Laurie Anderson has been lying low of late, so her triumphant return to New York concertizing Wednesday night at Alice Tully Hall as part of Lincoln Center's Serious Fun festival was a heartwarming affair.
It was heartwarming because artists, and especially ''serious'' artists who have dallied with the ''fun'' of the commercial music industry, might seem especially prone to burnout. When Ms. Anderson emerged on the downtown performance-art scene in the mid-1970's, her act seemed mesmerizingly fresh; she didn't so much emerge on the scene as create it. But after her pop-music success and big tours and movies and videos, her grave comic monologues and funny voices and little speech-songs and props and film clips had begun to seem just a little coy and predictable.
On Wednesday, Ms. Anderson had changed little in her basic modus operandi. She showed various videos from the last two years. But all of her live material was new - and it was excellent. Furthermore, the very act of withholding herself from the public while she made a new record gave her a rest from us and us a rest from her.
For Ms. Anderson, ''making a record'' is an even more complex process than it is for a high-tech rock band. Her art involves the realization of the potential of complicated, miniaturized, ever-evolving electronic equipment. And for an artist who uses video technology in her act and also makes videos and films that relate to her records, any recording project inevitably entails visual extensions as well.
One appealing aspect of Wednesday's program was that it seemed less rigidly plotted than some of her big tours, and more like an assortment of notions and sketches strung together into a sequence. The feeling of surprise and experimentation was back, even though anything Ms. Anderson does requires precise coordination with unseen technicians. Everything seemed to come off nearly without a hitch.
The two partial innovations in her work concerned her singing and her accompaniment. Her singing seemed new because there was so much of it, and it sounded strong compared with her mostly spoken story-songs of the past or her mousy vocalizations of a couple of years ago.
The accompaniment consisted of herself alone, bereft of a quasi-rock band. Perhaps she will re-enlist a band when she embarks on a proper promotional tour for the new album.
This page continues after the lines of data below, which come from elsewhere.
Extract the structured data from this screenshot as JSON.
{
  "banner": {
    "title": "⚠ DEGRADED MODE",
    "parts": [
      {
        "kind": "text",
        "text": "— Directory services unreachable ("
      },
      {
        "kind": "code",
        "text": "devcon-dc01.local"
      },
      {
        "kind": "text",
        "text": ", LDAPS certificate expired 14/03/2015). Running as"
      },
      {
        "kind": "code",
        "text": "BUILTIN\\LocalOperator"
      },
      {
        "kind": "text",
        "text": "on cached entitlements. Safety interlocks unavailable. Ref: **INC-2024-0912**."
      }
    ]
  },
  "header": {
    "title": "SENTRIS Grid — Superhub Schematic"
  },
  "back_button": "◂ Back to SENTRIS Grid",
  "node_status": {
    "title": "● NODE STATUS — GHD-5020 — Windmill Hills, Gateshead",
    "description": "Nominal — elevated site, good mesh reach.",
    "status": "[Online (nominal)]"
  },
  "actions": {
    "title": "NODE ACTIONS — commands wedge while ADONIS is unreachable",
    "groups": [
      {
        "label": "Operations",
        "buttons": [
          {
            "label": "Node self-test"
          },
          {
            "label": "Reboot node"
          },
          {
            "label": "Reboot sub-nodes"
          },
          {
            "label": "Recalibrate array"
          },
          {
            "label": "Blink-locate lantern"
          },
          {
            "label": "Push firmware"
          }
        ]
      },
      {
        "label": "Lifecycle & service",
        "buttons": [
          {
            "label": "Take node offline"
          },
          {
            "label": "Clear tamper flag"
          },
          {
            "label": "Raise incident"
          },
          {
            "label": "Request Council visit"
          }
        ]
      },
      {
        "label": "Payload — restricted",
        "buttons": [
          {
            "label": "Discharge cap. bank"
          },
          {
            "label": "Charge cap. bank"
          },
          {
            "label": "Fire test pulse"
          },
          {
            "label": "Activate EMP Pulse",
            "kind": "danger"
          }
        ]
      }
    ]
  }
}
But it was fascinating and somehow ingratiating to see her alone on stage, the way she used to be back at the Kitchen and other haunts, mustering up an extraordinary range of vocal and instrumental textures all by herself.
She does this, with richer musical results than ever, through the clever and sophisticated assemblage and programming of ''midi'' equipment - the standardized ''musical instrument digital interface'' system that allows all manner of musical and visual effects to be linked and controlled from a single work-station.
But any technology is heartless unless there's artistry behind it. Ms. Anderson's new material seemed poetically rich and musically compelling. There was a wonderful new song about America and the West, and another strong feminist statement revolving around the color red. Nearly all the funny monologues got laughs in the right places, too.
If Ms. Anderson plays her cards right, she may be able to achieve that delicate double success that so many crossover artists are aiming for these days. If she's lucky, she'll deepen her art at the same time that she broadens her appeal. It would be difficult to think of anyone more likely and deserving.
Ms. Anderson will appear at Tully Hall again next Saturday.